WHAT TO DO » Output each record exactly, with nothing omitted.

START GIVEN ENTRIES

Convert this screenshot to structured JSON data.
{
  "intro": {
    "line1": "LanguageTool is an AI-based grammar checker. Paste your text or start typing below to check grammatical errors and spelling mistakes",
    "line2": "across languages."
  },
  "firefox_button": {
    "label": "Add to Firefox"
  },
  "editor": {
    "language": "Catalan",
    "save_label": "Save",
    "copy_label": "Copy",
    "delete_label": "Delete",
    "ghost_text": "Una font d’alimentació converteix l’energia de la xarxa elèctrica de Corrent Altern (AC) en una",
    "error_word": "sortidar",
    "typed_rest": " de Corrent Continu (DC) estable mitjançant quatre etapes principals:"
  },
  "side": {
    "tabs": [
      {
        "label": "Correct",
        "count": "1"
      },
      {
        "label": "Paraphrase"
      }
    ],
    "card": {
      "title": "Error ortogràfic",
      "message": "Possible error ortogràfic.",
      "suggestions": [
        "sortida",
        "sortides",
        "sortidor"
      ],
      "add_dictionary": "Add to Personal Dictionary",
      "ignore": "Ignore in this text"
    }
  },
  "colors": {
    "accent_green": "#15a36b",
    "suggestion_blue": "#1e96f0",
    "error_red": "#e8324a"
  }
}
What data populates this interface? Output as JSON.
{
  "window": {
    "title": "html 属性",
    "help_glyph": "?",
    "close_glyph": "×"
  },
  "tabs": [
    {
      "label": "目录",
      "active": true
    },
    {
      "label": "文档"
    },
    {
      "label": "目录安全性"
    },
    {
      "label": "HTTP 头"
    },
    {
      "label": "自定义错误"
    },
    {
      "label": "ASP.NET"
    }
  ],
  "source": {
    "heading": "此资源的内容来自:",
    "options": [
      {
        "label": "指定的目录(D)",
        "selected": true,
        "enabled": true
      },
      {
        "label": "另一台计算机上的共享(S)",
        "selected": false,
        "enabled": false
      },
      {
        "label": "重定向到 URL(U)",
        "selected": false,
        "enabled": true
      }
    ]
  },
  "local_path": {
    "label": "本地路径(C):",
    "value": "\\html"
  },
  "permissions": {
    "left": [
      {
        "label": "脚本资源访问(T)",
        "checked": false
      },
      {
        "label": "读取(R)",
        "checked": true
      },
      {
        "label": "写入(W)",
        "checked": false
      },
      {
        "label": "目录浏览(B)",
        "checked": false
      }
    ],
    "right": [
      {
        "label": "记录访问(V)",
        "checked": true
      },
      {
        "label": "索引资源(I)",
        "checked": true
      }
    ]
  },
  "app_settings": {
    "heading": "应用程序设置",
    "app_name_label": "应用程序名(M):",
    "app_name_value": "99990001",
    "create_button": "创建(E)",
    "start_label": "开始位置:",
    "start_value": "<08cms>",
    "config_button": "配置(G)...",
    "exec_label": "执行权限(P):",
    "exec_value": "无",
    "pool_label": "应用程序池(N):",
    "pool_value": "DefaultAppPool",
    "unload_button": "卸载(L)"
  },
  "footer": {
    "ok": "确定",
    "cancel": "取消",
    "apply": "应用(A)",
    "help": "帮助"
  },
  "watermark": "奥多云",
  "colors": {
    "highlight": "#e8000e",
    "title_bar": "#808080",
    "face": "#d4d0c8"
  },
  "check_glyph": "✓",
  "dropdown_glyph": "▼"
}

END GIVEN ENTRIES

RESPONSE BELOW »
Convert this screenshot to structured JSON data.
{
  "intro": {
    "line1": "LanguageTool is an AI-based grammar checker. Paste your text or start typing below to check grammatical errors and spelling mistakes",
    "line2": "across languages."
  },
  "firefox_button": {
    "label": "Add to Firefox"
  },
  "editor": {
    "language": "Catalan",
    "save_label": "Save",
    "copy_label": "Copy",
    "delete_label": "Delete",
    "ghost_text": "Una font d’alimentació converteix l’energia de la xarxa elèctrica de Corrent Altern (AC) en una",
    "error_word": "sortidar",
    "typed_rest": " de Corrent Continu (DC) estable mitjançant quatre etapes principals:"
  },
  "side": {
    "tabs": [
      {
        "label": "Correct",
        "count": "1"
      },
      {
        "label": "Paraphrase"
      }
    ],
    "card": {
      "title": "Error ortogràfic",
      "message": "Possible error ortogràfic.",
      "suggestions": [
        "sortida",
        "sortides",
        "sortidor"
      ],
      "add_dictionary": "Add to Personal Dictionary",
      "ignore": "Ignore in this text"
    }
  },
  "colors": {
    "accent_green": "#15a36b",
    "suggestion_blue": "#1e96f0",
    "error_red": "#e8324a"
  }
}
What data populates this interface? Output as JSON.
{
  "window": {
    "title": "html 属性",
    "help_glyph": "?",
    "close_glyph": "×"
  },
  "tabs": [
    {
      "label": "目录",
      "active": true
    },
    {
      "label": "文档"
    },
    {
      "label": "目录安全性"
    },
    {
      "label": "HTTP 头"
    },
    {
      "label": "自定义错误"
    },
    {
      "label": "ASP.NET"
    }
  ],
  "source": {
    "heading": "此资源的内容来自:",
    "options": [
      {
        "label": "指定的目录(D)",
        "selected": true,
        "enabled": true
      },
      {
        "label": "另一台计算机上的共享(S)",
        "selected": false,
        "enabled": false
      },
      {
        "label": "重定向到 URL(U)",
        "selected": false,
        "enabled": true
      }
    ]
  },
  "local_path": {
    "label": "本地路径(C):",
    "value": "\\html"
  },
  "permissions": {
    "left": [
      {
        "label": "脚本资源访问(T)",
        "checked": false
      },
      {
        "label": "读取(R)",
        "checked": true
      },
      {
        "label": "写入(W)",
        "checked": false
      },
      {
        "label": "目录浏览(B)",
        "checked": false
      }
    ],
    "right": [
      {
        "label": "记录访问(V)",
        "checked": true
      },
      {
        "label": "索引资源(I)",
        "checked": true
      }
    ]
  },
  "app_settings": {
    "heading": "应用程序设置",
    "app_name_label": "应用程序名(M):",
    "app_name_value": "99990001",
    "create_button": "创建(E)",
    "start_label": "开始位置:",
    "start_value": "<08cms>",
    "config_button": "配置(G)...",
    "exec_label": "执行权限(P):",
    "exec_value": "无",
    "pool_label": "应用程序池(N):",
    "pool_value": "DefaultAppPool",
    "unload_button": "卸载(L)"
  },
  "footer": {
    "ok": "确定",
    "cancel": "取消",
    "apply": "应用(A)",
    "help": "帮助"
  },
  "watermark": "奥多云",
  "colors": {
    "highlight": "#e8000e",
    "title_bar": "#808080",
    "face": "#d4d0c8"
  },
  "check_glyph": "✓",
  "dropdown_glyph": "▼"
}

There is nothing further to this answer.